* Input material *
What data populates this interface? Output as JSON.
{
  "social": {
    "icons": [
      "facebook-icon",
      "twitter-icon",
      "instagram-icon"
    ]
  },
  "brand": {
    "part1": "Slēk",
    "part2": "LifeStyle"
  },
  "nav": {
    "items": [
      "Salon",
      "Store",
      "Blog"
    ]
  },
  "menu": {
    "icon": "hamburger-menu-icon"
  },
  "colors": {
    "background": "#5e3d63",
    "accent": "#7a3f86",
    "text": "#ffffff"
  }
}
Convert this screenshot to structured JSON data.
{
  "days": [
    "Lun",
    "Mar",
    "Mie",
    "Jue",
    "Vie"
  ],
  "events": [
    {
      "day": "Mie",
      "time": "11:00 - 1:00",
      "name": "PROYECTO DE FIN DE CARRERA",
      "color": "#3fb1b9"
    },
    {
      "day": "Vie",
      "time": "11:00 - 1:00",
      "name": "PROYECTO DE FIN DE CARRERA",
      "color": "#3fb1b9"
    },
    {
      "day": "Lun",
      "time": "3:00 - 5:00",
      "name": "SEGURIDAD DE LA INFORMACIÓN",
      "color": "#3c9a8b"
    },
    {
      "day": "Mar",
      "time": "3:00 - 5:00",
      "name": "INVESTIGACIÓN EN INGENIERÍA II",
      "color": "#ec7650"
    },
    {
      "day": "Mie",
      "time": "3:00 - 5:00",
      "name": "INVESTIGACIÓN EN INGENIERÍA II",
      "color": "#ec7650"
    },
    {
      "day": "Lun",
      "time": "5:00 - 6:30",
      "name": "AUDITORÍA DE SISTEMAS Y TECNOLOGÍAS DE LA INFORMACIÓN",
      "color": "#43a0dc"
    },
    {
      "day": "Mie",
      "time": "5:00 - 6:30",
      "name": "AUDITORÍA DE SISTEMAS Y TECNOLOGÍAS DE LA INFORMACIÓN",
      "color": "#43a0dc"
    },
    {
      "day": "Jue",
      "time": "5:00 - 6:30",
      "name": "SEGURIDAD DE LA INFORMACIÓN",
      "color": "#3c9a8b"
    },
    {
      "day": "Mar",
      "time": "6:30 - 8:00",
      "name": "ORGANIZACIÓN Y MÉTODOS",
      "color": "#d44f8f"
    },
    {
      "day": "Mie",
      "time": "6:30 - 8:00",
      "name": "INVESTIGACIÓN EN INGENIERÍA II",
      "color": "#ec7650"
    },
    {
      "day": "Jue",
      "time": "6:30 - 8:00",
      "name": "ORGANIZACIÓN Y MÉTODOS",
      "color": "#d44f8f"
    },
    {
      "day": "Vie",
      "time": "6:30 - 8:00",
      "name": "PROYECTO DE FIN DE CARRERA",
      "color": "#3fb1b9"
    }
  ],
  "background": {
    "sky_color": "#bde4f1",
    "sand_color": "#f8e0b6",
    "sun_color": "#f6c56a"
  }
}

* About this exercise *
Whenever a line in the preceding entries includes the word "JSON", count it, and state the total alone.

* Problem solution *
2